synchronization, the problem becomes apparent. Nurbs executes a semaphore pair for
every patch of the model, which corresponds to every 512 triangles. March, on the
other hand, executes 3 semaphore pairs for every 123 voxel subcube of the volume,
and the average subcube only contains 38.8 triangles. Thus, the number of
synchronization primitives executed per triangle is more than an order of magnitude
greater than that of Nurbs. Furthermore, there is high variance in the number of
triangles submitted between semaphores. These effects cause March to encounter
scalability limitations much sooner than Nurbs despite its much weaker ordering
Tex3D runs at 21.8 Gpixel/sec on a 64-pipeline Pomegranate, with a tiny 0.12
Mtri/sec triangle rate, a 56× speedup over a single pipeline architecture. Tex3D scales
very well, considering that it is a serial application. If Tex3D’s input primitives were
skewed towards smaller triangles it would rapidly become limited by the geometry
rate of a single interface and execution time would cease improving as we add
In this paper, we have introduced a fully scalable graphics architecture called
Pomegranate. From the simulation, the performance in a 64-way parallel system can
up to 1.10 billion triangles per second and 21.8 billions pixels per second. From this
architecture, we can achieve almost the double performance by simply double the
based units. We also briefly describe a extension of OpenGL graphics API to provide
the ability of parallelism. Using this extension, a single graphics content is possible to
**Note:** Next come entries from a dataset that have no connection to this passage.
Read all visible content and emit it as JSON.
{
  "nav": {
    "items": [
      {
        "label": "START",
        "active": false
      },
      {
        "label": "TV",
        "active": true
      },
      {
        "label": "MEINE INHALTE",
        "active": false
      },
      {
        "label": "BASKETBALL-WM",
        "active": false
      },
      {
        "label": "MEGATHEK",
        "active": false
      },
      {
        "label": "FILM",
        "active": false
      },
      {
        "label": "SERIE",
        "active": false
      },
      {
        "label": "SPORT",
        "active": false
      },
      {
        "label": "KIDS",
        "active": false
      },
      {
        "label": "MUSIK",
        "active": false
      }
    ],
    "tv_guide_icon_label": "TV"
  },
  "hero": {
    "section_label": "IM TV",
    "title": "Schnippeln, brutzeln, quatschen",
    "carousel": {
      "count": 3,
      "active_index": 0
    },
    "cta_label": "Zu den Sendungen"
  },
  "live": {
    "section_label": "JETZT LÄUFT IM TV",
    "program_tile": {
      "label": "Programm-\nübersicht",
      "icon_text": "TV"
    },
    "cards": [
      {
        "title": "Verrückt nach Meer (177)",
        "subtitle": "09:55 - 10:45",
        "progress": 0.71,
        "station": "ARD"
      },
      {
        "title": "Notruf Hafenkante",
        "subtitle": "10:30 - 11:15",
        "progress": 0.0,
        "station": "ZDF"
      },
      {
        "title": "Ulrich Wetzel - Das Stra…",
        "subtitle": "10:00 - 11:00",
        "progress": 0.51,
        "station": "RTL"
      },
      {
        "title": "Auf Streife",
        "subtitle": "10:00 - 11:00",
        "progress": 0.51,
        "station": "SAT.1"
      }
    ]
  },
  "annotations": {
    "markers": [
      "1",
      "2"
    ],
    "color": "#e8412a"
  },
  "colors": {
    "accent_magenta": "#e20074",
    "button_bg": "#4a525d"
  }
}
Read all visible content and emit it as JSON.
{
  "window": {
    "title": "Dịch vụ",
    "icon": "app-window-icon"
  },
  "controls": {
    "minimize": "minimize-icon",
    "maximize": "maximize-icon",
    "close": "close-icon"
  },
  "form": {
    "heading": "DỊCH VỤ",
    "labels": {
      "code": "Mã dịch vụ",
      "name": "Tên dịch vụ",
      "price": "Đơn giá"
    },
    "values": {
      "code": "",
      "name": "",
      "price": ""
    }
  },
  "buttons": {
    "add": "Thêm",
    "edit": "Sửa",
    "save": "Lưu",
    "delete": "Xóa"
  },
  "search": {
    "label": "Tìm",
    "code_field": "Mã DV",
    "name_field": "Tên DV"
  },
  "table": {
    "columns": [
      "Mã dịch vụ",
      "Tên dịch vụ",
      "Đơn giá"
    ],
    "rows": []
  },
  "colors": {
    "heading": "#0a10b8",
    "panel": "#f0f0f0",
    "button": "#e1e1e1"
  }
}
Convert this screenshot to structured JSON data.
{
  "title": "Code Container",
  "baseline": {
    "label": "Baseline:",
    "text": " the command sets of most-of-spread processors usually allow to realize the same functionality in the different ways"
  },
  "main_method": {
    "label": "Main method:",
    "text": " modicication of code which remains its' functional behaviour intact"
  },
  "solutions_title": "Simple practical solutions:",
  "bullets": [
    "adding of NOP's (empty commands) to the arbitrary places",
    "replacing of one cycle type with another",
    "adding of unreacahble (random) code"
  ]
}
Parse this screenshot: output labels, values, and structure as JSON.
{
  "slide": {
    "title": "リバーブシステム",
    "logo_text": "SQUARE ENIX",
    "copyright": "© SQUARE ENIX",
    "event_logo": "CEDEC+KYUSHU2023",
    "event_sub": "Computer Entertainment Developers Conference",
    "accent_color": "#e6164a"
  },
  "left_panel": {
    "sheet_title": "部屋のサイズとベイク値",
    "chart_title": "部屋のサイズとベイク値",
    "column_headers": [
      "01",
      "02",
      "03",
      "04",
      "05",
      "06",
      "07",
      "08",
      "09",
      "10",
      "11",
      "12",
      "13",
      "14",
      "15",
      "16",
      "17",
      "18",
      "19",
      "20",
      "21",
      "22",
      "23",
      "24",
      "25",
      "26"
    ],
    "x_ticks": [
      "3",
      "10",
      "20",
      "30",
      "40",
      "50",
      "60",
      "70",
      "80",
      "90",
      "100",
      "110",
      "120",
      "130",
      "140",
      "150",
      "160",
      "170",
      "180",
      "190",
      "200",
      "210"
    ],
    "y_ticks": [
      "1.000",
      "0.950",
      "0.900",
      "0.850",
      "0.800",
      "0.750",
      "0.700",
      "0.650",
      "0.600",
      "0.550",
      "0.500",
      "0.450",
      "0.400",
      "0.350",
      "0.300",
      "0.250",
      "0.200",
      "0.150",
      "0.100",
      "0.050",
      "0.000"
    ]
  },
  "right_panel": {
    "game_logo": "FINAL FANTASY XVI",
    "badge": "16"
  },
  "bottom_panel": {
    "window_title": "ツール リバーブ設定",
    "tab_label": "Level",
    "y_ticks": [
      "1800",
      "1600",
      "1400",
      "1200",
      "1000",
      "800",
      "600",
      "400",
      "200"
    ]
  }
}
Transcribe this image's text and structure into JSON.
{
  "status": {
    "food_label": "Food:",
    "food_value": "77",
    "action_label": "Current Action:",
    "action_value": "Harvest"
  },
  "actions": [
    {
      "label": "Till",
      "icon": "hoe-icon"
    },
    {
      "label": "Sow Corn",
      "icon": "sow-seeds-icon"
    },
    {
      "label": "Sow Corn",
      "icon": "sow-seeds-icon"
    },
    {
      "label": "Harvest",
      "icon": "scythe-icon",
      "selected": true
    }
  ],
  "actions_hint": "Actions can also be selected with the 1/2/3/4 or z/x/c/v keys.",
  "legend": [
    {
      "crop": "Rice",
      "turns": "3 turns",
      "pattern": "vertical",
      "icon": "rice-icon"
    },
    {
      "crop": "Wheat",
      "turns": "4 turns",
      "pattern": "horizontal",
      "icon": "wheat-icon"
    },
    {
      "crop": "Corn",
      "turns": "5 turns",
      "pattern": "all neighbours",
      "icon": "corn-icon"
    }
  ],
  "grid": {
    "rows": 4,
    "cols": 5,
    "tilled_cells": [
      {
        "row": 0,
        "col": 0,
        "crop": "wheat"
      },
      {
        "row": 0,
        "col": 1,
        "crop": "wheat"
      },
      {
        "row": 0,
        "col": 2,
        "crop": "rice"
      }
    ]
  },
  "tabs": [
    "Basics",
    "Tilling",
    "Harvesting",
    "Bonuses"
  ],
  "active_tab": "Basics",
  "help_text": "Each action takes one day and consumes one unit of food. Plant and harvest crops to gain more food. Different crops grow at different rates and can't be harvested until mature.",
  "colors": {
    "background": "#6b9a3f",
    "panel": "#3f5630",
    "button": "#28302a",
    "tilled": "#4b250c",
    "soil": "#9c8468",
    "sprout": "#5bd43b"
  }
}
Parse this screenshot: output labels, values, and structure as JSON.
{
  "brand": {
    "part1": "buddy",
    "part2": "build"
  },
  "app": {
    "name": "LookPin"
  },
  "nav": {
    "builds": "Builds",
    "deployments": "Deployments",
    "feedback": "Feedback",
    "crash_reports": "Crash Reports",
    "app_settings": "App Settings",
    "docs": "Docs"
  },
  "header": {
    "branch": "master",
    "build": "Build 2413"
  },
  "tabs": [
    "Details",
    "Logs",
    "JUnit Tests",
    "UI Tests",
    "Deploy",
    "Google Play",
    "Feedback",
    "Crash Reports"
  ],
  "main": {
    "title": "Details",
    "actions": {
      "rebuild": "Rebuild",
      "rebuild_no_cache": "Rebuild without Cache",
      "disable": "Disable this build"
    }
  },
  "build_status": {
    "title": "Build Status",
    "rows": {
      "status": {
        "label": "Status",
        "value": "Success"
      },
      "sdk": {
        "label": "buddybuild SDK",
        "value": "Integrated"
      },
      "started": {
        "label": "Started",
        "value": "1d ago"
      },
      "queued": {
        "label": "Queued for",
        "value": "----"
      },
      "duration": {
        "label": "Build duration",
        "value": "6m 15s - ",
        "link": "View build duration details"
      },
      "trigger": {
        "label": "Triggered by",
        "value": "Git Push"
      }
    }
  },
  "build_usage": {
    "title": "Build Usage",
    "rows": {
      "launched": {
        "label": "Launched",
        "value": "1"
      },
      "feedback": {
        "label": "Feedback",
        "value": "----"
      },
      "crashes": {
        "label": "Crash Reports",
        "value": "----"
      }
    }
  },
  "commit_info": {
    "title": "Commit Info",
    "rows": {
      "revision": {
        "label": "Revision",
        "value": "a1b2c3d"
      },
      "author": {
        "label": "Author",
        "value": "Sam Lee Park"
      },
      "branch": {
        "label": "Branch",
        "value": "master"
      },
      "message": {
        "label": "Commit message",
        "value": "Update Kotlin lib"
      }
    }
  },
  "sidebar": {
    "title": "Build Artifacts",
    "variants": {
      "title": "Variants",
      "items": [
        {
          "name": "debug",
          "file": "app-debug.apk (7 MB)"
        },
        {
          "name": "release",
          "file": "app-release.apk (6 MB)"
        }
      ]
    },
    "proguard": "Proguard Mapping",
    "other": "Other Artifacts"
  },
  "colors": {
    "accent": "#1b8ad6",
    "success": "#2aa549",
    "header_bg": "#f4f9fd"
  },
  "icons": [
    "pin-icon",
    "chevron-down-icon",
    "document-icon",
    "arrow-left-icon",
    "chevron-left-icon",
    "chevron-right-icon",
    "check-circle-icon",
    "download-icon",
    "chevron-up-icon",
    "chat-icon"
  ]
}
distribute over several render threads and still preserves the ordering.
 Homan Igehy, Matthew Eldridge, and Pat Hanrahan. Parallel Texture Caching.
1999 SIGGRAPH / Eurographics Worksho on Graphics Hardware, pages
95–106, August 1999.
 Homan Igehy, Matthew Eldridge, and Kekoa Proudfoot. Prefetching in a
Texture Cache Architecture. 1998 SIGGRAPH / Eurographics Workshop on
Graphics Hardware, pages 133–142, August 1998.
 M. Eldridge, H. Igehy, and P. Hanrahan. Pomegranate: A Fully Scalable
Graphics Architecture. Proceedings of SIGGRAPH 2000, pages 443–454, July
 Homan Igehy. Scalable Graphics Architectures: Interface & Texture. Ph.D
Thesis. Stanford University. May 2000.
 Matthew Eldridge. Designing Graphics Architectures Around Scalability and
Communication. Ph.D Thesis, Stanford University. June 2001.